→ **WHAT IS NEEDED**: The task calls for an exact copy of the records, without any images.

→ **MATERIALS PROVIDED**:
┌──

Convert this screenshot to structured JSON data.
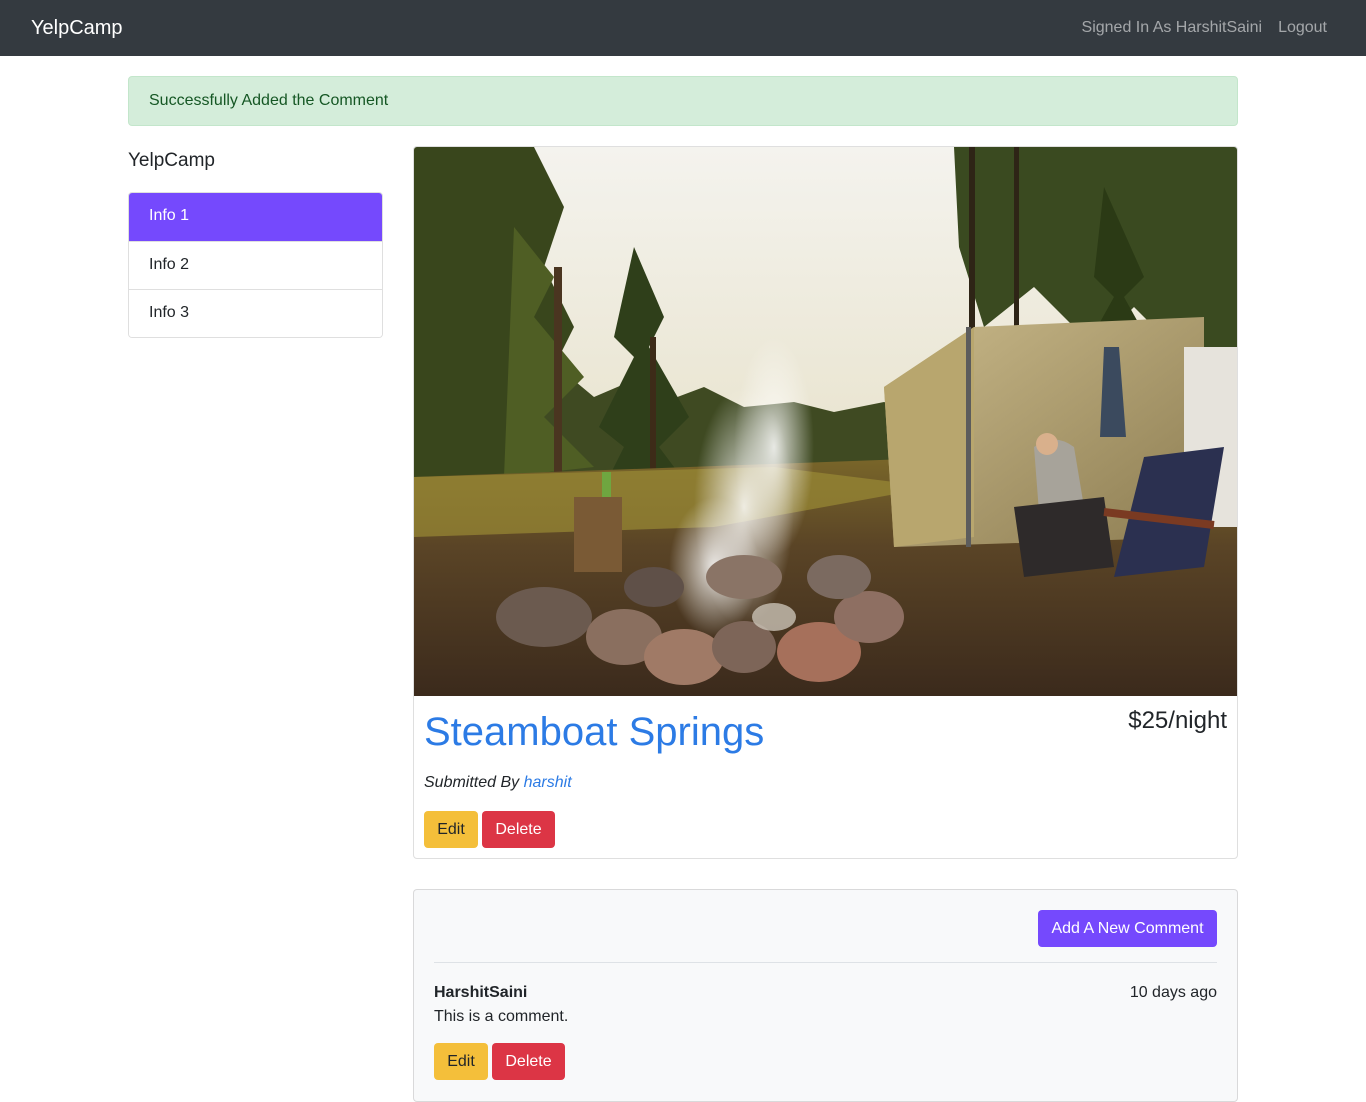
{
  "navbar": {
    "brand": "YelpCamp",
    "signed_in": "Signed In As HarshitSaini",
    "logout": "Logout"
  },
  "alert": {
    "message": "Successfully Added the Comment"
  },
  "sidebar": {
    "title": "YelpCamp",
    "items": [
      {
        "label": "Info 1",
        "active": true
      },
      {
        "label": "Info 2",
        "active": false
      },
      {
        "label": "Info 3",
        "active": false
      }
    ]
  },
  "campground": {
    "name": "Steamboat Springs",
    "price": "$25/night",
    "submitted_prefix": "Submitted By",
    "author": "harshit",
    "edit_label": "Edit",
    "delete_label": "Delete"
  },
  "comments": {
    "add_label": "Add A New Comment",
    "items": [
      {
        "author": "HarshitSaini",
        "time": "10 days ago",
        "text": "This is a comment.",
        "edit_label": "Edit",
        "delete_label": "Delete"
      }
    ]
  },
  "colors": {
    "navbar": "#343a40",
    "accent": "#7549fd",
    "warning": "#f4bf3a",
    "danger": "#dc3545",
    "link": "#2c7be5",
    "alert_bg": "#d4edda"
  }
}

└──

→ **ANSWER SPACE**:
Convert this screenshot to structured JSON data.
{
  "navbar": {
    "brand": "YelpCamp",
    "signed_in": "Signed In As HarshitSaini",
    "logout": "Logout"
  },
  "alert": {
    "message": "Successfully Added the Comment"
  },
  "sidebar": {
    "title": "YelpCamp",
    "items": [
      {
        "label": "Info 1",
        "active": true
      },
      {
        "label": "Info 2",
        "active": false
      },
      {
        "label": "Info 3",
        "active": false
      }
    ]
  },
  "campground": {
    "name": "Steamboat Springs",
    "price": "$25/night",
    "submitted_prefix": "Submitted By",
    "author": "harshit",
    "edit_label": "Edit",
    "delete_label": "Delete"
  },
  "comments": {
    "add_label": "Add A New Comment",
    "items": [
      {
        "author": "HarshitSaini",
        "time": "10 days ago",
        "text": "This is a comment.",
        "edit_label": "Edit",
        "delete_label": "Delete"
      }
    ]
  },
  "colors": {
    "navbar": "#343a40",
    "accent": "#7549fd",
    "warning": "#f4bf3a",
    "danger": "#dc3545",
    "link": "#2c7be5",
    "alert_bg": "#d4edda"
  }
}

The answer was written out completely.